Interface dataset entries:
----------------

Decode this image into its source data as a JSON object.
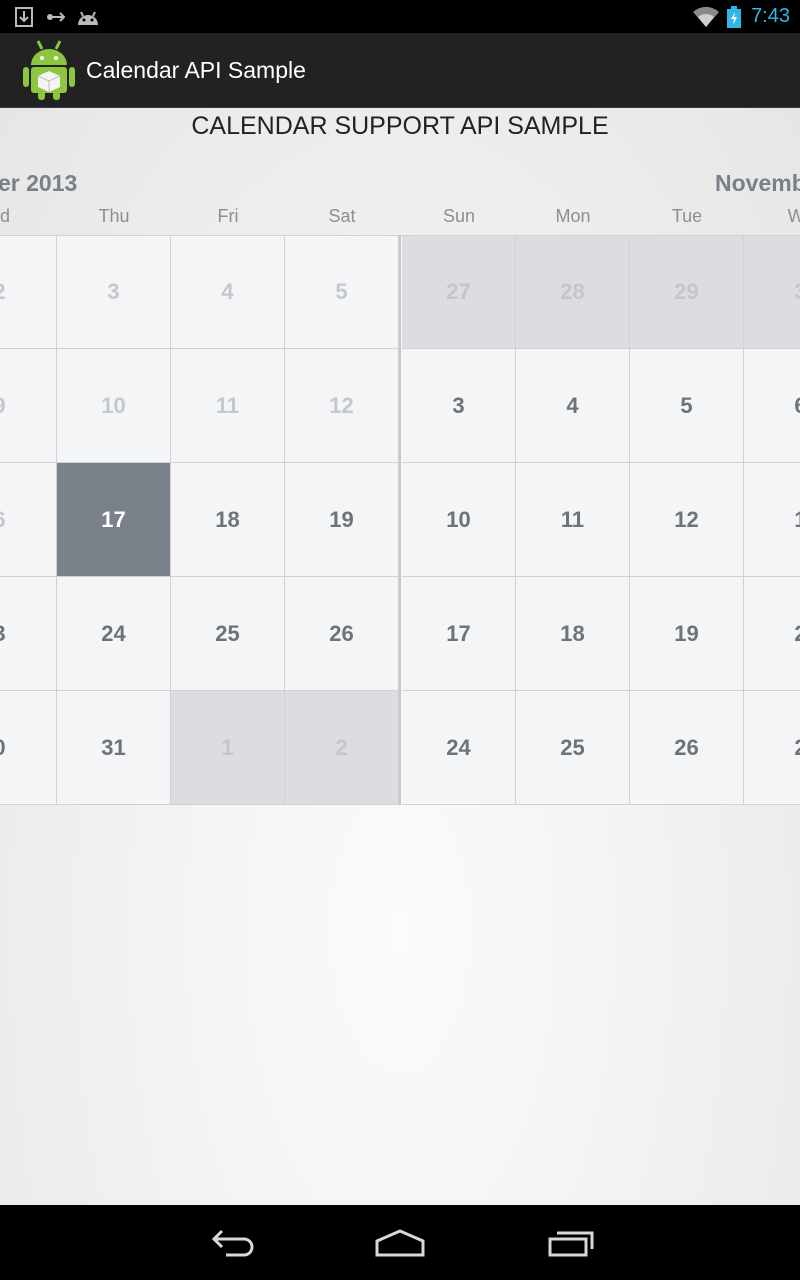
{
  "status_bar": {
    "time": "7:43",
    "icons": [
      "download-icon",
      "usb-debug-icon",
      "android-icon",
      "wifi-icon",
      "battery-charging-icon"
    ]
  },
  "action_bar": {
    "title": "Calendar API Sample",
    "icon": "android-app-icon"
  },
  "heading": "CALENDAR SUPPORT API SAMPLE",
  "months": {
    "left": "er 2013",
    "right": "Novemb"
  },
  "weekdays": [
    "ed",
    "Thu",
    "Fri",
    "Sat",
    "Sun",
    "Mon",
    "Tue",
    "We"
  ],
  "calendar_rows": [
    [
      "2",
      "3",
      "4",
      "5",
      "27",
      "28",
      "29",
      "3"
    ],
    [
      "9",
      "10",
      "11",
      "12",
      "3",
      "4",
      "5",
      "6"
    ],
    [
      "6",
      "17",
      "18",
      "19",
      "10",
      "11",
      "12",
      "1"
    ],
    [
      "3",
      "24",
      "25",
      "26",
      "17",
      "18",
      "19",
      "2"
    ],
    [
      "0",
      "31",
      "1",
      "2",
      "24",
      "25",
      "26",
      "2"
    ]
  ],
  "selected_date": "17",
  "navigation": {
    "buttons": [
      "back-icon",
      "home-icon",
      "recent-apps-icon"
    ]
  }
}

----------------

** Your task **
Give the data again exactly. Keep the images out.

** Exercise solution **
Decode this image into its source data as a JSON object.
{
  "status_bar": {
    "time": "7:43",
    "icons": [
      "download-icon",
      "usb-debug-icon",
      "android-icon",
      "wifi-icon",
      "battery-charging-icon"
    ]
  },
  "action_bar": {
    "title": "Calendar API Sample",
    "icon": "android-app-icon"
  },
  "heading": "CALENDAR SUPPORT API SAMPLE",
  "months": {
    "left": "er 2013",
    "right": "Novemb"
  },
  "weekdays": [
    "ed",
    "Thu",
    "Fri",
    "Sat",
    "Sun",
    "Mon",
    "Tue",
    "We"
  ],
  "calendar_rows": [
    [
      "2",
      "3",
      "4",
      "5",
      "27",
      "28",
      "29",
      "3"
    ],
    [
      "9",
      "10",
      "11",
      "12",
      "3",
      "4",
      "5",
      "6"
    ],
    [
      "6",
      "17",
      "18",
      "19",
      "10",
      "11",
      "12",
      "1"
    ],
    [
      "3",
      "24",
      "25",
      "26",
      "17",
      "18",
      "19",
      "2"
    ],
    [
      "0",
      "31",
      "1",
      "2",
      "24",
      "25",
      "26",
      "2"
    ]
  ],
  "selected_date": "17",
  "navigation": {
    "buttons": [
      "back-icon",
      "home-icon",
      "recent-apps-icon"
    ]
  }
}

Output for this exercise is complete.